-- WORK TASK --
Determine the count of lines in the following entries that contain the string "Price". Write only the number.

────────────────

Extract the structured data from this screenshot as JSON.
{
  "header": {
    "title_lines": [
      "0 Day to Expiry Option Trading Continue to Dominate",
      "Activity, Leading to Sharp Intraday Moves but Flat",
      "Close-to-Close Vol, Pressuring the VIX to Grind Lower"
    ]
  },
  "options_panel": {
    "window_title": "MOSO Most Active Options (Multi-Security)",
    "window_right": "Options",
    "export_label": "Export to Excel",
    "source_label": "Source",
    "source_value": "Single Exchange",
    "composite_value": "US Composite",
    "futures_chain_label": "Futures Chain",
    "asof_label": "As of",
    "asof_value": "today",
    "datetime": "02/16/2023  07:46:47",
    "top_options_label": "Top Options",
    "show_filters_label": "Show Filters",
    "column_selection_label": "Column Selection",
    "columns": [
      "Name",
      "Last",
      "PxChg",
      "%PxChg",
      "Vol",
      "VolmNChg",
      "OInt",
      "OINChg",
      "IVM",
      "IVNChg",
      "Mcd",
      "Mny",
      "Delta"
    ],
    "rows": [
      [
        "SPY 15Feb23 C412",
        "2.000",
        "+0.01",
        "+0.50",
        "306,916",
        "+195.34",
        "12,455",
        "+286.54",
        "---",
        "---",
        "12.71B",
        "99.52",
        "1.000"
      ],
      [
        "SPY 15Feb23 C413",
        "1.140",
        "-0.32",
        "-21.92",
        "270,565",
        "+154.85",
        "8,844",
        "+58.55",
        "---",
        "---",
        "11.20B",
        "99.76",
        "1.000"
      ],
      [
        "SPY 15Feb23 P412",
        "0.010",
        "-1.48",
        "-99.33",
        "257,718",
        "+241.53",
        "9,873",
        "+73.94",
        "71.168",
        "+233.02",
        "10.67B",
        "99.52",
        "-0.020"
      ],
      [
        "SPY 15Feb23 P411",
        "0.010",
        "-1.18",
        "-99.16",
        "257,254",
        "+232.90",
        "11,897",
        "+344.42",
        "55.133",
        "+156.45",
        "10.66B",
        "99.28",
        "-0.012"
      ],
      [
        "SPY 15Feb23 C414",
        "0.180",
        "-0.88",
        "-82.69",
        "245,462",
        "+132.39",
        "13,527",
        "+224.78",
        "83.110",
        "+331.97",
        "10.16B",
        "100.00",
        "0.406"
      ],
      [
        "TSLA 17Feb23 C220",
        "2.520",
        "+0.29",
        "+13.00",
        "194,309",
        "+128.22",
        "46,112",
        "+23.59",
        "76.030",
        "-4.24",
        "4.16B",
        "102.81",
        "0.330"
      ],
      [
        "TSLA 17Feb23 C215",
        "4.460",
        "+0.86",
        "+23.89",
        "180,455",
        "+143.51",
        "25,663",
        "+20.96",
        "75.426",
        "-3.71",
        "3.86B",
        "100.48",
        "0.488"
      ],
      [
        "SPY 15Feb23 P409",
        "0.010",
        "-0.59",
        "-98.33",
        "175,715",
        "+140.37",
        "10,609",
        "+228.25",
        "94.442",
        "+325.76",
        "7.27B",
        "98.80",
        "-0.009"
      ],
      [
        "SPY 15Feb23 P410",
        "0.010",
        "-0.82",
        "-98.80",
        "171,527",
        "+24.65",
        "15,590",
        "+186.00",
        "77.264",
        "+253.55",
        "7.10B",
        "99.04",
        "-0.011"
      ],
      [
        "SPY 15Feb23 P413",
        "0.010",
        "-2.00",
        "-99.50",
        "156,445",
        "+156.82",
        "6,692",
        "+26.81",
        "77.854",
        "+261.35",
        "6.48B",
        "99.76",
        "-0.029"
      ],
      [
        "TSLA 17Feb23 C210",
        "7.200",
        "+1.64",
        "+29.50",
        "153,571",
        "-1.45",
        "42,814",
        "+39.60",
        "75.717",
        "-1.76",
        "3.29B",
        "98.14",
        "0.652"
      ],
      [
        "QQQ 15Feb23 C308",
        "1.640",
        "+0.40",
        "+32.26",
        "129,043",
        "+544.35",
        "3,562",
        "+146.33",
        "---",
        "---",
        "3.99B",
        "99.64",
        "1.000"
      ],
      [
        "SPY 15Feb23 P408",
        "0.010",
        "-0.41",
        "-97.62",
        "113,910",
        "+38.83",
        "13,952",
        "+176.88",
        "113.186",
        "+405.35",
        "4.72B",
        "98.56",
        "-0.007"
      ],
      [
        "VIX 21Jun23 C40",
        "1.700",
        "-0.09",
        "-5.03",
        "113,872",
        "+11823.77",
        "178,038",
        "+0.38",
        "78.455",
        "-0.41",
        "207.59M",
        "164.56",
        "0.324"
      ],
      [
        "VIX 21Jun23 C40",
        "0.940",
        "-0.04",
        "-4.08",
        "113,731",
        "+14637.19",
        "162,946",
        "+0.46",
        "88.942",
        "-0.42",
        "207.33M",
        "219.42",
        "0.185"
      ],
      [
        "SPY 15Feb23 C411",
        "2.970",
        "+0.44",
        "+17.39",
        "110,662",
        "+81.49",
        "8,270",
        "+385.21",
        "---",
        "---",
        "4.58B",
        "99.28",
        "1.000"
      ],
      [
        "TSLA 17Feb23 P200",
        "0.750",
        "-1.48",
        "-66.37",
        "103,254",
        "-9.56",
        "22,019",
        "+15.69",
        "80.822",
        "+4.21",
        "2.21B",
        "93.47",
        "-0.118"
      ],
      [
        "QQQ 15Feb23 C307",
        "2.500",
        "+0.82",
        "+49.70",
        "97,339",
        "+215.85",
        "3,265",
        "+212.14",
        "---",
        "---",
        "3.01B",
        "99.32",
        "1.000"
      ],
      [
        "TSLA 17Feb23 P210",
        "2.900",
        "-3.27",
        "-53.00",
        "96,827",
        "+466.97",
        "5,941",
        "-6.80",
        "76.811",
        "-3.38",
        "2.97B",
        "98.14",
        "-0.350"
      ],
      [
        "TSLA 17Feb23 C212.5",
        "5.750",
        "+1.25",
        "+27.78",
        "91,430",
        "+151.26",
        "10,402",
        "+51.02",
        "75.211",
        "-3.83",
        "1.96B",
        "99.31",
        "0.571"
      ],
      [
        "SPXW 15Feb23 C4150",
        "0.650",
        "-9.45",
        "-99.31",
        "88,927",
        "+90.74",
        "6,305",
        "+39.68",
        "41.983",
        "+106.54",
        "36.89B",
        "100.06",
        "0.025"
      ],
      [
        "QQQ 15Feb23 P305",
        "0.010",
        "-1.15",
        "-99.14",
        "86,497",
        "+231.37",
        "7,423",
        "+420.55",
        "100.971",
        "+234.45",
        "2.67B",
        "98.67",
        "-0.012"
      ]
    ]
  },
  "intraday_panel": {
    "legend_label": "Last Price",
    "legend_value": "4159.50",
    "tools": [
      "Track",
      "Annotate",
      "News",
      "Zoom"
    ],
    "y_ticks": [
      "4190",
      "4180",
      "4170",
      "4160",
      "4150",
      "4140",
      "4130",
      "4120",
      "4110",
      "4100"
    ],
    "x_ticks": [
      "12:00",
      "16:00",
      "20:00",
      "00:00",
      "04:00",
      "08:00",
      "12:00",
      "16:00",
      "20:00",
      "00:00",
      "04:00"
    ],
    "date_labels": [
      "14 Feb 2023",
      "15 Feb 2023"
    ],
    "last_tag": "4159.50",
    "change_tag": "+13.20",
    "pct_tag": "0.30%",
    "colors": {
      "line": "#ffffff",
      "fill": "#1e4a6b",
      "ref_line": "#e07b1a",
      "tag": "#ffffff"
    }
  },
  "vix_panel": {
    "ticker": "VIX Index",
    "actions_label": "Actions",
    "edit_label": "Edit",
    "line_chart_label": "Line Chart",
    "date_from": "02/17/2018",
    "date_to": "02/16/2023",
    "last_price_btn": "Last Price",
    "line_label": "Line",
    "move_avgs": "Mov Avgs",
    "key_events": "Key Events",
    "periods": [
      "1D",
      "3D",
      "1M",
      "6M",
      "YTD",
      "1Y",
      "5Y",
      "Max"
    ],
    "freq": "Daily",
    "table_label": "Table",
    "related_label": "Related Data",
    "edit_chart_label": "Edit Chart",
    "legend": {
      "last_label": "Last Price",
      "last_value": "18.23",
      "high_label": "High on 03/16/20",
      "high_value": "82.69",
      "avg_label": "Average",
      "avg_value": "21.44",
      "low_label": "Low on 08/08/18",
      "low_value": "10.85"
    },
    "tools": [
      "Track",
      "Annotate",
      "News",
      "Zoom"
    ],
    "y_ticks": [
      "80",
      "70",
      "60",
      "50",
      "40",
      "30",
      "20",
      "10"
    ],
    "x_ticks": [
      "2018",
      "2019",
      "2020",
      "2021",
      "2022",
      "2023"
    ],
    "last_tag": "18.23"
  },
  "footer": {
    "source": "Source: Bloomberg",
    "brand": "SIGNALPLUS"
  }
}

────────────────

-- REPLY TO THE TASK --
3